So other experts are instead recommending doing what Venezuela has been doing all along: using oil as collateral to get more loans, and to help fund the government’s shortfalls. “Venezuela is in the economic emergency room, but thank God it’s not terminally ill,” said Francisco Rodríguez, a widely-followed Venezuelan economist, at recent forum. Terminal illness is insolvency, he added, and his country has plenty of resources below ground.
Others, however, argue that leaning so heavily on oil, even if it’s just a temporary measure to jumpstart the economy, could set off Venezuela on the same path that led to the current crisis. “The state becomes dependent on the extractive model and it goes deeper and deeper into that,” Edgardo Lander, a well-known Venezuelan sociologist, said back in 2014, well before the effects of the country’s latest bout of oil intoxication were fully apparent.

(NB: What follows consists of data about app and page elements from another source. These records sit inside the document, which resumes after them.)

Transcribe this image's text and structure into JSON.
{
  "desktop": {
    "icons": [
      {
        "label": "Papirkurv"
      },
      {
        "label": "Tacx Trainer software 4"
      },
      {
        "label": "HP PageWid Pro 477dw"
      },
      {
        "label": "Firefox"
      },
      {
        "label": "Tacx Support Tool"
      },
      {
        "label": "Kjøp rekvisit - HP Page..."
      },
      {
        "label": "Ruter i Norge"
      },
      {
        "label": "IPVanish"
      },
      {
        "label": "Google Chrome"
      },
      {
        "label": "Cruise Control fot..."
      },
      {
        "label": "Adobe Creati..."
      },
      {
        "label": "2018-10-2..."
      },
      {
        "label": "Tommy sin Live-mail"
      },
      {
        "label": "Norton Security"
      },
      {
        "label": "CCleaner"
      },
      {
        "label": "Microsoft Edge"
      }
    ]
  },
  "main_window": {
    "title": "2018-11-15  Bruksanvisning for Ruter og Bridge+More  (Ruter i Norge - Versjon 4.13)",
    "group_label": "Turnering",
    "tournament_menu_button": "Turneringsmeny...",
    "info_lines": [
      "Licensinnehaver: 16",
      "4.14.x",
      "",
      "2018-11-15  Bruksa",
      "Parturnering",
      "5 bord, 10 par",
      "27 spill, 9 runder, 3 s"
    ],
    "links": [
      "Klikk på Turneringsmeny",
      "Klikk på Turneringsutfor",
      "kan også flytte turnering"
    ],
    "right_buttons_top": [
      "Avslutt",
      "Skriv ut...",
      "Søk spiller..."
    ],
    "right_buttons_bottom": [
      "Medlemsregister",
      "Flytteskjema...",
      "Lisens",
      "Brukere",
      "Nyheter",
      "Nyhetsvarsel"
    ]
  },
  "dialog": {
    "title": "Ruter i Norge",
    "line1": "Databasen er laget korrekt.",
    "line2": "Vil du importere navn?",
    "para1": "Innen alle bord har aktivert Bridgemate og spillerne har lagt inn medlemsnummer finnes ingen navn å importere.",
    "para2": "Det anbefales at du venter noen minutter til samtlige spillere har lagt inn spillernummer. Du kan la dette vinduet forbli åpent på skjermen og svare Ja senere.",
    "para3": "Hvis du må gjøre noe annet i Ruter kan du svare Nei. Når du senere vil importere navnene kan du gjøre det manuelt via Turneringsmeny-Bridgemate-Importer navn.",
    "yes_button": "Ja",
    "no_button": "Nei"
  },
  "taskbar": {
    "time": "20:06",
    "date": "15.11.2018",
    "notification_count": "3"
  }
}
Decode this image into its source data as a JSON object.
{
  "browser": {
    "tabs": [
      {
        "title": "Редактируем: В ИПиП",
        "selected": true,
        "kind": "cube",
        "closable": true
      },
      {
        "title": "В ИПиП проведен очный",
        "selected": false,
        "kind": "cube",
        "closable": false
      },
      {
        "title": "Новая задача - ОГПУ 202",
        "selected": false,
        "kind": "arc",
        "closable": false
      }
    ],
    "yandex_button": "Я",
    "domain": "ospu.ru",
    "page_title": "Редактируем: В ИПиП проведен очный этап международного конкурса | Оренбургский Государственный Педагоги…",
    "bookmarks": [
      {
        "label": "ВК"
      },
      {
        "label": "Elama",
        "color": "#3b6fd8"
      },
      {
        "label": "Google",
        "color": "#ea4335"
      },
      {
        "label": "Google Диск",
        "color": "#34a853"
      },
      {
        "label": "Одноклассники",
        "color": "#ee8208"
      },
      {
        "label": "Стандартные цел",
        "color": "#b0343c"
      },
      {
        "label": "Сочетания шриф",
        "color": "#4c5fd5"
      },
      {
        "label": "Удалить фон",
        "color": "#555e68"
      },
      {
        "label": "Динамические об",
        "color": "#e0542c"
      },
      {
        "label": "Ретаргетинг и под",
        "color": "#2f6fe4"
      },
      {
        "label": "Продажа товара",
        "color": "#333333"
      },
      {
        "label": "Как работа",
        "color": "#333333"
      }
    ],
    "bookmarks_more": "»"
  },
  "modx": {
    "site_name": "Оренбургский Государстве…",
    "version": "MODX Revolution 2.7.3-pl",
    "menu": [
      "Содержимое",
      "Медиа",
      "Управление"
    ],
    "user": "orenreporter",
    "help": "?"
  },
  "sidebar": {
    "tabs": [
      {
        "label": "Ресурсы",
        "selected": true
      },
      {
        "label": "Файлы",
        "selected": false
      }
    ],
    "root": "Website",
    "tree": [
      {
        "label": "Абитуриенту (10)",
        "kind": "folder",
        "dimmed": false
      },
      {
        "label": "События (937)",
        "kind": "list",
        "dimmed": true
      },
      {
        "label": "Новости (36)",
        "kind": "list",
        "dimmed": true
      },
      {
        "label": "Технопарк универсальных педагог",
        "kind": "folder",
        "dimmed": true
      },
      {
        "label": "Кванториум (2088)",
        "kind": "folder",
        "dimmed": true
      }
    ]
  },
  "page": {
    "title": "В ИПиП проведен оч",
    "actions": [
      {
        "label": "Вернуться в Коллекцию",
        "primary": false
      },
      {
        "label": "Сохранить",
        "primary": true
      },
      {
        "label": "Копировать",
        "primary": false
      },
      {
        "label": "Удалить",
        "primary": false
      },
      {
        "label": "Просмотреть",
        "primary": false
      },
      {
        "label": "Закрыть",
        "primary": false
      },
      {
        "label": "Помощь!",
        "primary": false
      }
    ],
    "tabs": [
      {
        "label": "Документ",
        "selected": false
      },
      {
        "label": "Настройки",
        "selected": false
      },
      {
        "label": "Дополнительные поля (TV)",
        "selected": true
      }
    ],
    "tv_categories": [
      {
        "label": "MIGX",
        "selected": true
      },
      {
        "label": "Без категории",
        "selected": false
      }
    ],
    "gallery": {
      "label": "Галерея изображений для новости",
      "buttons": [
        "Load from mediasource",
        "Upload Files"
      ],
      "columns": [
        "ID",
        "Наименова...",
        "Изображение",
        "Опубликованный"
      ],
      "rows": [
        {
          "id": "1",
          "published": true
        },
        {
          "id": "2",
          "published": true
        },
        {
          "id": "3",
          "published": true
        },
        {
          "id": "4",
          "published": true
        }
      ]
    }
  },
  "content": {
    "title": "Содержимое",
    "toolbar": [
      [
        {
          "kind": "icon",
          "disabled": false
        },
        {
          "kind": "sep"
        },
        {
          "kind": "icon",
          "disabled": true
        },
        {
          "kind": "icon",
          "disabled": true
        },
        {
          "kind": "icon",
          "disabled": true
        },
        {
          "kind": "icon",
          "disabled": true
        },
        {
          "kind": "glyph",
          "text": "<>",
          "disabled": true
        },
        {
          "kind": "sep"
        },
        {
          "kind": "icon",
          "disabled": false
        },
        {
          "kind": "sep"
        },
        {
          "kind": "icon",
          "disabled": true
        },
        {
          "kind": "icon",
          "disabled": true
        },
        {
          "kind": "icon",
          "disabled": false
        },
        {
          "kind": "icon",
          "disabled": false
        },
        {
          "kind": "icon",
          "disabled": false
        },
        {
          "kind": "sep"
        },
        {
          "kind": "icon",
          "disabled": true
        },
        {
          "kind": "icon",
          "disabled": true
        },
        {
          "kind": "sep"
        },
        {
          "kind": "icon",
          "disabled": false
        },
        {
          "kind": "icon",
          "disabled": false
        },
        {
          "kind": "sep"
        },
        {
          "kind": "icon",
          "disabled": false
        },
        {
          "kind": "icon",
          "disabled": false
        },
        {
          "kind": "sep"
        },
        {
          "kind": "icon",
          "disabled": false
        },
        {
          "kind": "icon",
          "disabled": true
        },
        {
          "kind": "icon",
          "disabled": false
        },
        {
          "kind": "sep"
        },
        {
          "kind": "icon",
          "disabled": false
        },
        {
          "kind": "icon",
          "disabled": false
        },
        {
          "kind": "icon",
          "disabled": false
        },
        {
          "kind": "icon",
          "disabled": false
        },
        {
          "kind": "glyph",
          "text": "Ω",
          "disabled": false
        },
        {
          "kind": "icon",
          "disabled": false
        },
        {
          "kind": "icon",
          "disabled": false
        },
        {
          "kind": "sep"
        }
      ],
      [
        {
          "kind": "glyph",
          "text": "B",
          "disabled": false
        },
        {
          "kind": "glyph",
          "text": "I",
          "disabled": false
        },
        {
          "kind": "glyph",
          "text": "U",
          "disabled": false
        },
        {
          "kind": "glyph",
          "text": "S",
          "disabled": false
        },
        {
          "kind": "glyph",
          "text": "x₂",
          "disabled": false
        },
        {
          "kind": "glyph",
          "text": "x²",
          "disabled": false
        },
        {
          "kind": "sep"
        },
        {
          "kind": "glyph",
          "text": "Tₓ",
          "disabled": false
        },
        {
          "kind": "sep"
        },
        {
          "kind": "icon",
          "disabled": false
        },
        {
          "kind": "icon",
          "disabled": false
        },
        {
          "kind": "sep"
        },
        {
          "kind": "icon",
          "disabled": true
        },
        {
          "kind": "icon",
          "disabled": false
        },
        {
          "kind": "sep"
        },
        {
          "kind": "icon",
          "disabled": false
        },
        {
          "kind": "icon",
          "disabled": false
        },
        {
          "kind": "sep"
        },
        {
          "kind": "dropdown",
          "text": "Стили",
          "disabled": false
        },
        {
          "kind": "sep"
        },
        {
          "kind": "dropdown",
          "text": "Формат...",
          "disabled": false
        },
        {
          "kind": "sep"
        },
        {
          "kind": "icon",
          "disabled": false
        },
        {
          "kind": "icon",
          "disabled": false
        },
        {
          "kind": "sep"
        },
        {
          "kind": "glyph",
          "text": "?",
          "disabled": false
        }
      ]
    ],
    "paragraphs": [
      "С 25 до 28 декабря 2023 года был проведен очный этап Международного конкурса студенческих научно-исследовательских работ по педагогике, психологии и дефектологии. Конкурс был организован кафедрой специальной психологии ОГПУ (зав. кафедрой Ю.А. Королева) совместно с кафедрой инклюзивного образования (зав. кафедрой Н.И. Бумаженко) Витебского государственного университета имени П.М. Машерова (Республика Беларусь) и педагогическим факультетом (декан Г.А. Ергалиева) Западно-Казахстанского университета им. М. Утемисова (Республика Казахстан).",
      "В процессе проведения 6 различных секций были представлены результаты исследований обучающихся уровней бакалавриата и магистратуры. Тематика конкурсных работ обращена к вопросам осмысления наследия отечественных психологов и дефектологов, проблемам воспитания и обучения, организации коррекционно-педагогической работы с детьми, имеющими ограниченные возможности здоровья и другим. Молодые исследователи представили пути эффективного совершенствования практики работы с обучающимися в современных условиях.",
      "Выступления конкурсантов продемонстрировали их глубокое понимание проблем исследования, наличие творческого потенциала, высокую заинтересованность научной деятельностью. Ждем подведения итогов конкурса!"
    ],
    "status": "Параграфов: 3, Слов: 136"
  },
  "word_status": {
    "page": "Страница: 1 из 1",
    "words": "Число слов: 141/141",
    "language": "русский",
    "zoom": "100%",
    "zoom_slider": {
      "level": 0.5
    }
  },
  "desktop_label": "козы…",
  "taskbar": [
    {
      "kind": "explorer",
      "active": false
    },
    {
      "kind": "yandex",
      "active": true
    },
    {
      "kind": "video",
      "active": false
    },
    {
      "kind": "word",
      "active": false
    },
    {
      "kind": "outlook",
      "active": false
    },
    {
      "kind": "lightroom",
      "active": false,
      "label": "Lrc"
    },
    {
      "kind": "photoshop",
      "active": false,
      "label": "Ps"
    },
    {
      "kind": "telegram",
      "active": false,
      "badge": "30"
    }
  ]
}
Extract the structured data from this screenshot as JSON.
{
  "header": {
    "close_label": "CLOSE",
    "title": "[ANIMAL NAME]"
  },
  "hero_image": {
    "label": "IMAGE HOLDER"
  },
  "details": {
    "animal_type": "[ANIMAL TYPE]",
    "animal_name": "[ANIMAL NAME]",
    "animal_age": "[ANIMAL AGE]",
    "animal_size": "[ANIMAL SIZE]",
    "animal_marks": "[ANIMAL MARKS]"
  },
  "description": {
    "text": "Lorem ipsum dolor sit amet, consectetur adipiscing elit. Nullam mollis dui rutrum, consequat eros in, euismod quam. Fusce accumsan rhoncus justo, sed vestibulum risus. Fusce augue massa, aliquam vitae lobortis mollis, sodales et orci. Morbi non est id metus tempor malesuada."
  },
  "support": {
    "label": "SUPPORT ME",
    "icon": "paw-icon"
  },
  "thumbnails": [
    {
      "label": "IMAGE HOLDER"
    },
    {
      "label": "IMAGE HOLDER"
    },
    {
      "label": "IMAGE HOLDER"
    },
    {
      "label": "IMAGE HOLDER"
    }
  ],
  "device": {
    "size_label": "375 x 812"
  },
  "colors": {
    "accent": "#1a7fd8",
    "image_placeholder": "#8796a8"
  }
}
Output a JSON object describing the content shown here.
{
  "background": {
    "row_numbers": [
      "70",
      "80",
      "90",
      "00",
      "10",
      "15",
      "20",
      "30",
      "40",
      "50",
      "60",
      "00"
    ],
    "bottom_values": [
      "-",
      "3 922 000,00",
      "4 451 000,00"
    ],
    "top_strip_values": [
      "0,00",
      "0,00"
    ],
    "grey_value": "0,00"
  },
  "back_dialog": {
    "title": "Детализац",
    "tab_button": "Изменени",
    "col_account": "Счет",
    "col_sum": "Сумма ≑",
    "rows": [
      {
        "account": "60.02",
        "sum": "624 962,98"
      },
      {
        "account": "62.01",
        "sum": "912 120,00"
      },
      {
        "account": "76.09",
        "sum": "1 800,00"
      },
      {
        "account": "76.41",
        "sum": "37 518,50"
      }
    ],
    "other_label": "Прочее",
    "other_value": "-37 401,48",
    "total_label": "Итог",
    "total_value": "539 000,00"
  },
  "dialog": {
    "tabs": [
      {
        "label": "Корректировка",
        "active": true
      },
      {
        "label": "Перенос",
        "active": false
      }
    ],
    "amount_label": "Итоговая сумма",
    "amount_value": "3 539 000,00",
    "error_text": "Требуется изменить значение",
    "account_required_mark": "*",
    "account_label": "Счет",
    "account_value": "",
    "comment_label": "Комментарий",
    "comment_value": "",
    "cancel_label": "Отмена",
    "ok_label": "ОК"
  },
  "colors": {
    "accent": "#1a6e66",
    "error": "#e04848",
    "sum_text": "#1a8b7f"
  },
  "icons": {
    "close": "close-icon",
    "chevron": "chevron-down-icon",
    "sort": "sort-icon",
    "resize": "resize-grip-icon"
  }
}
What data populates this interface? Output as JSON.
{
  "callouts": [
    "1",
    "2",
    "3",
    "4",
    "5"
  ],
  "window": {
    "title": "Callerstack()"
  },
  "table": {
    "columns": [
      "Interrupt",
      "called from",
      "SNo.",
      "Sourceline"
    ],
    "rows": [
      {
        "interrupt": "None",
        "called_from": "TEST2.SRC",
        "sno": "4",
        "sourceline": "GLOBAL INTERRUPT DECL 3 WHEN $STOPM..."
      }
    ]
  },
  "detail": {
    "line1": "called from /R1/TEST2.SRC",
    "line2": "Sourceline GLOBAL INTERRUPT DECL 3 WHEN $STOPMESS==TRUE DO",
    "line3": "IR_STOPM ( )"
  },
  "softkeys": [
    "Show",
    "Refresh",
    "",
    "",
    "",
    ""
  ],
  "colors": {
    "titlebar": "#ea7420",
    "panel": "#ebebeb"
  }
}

Either way, any rescue plan will need to be cautious and well-orchestrated to avoid a stampede of Venezuelans exchanging all their bolívars into dollars once the currency controls are lifted, or worse yet, another Caracazo. First though, there has to be someone in charge willing to implement changes, no matter how hard they are. “It’s as much a political problem as it is an economic problem,” says Reggie Thompson, a Latin America analyst at Stratfor, a risk-assessment firm.
And once it gets out of its latest oil-induced crisis, Venezuela needs to seriously deal with its oil addiction. A first step, says Gallegos, would be to follow the lead of places like Alaska, and lock away its oil windfall when prices are high to keep itself from spending it all. But that requires a degree of prudence and foresight no Venezuelan leader has shown in at least a couple of generations.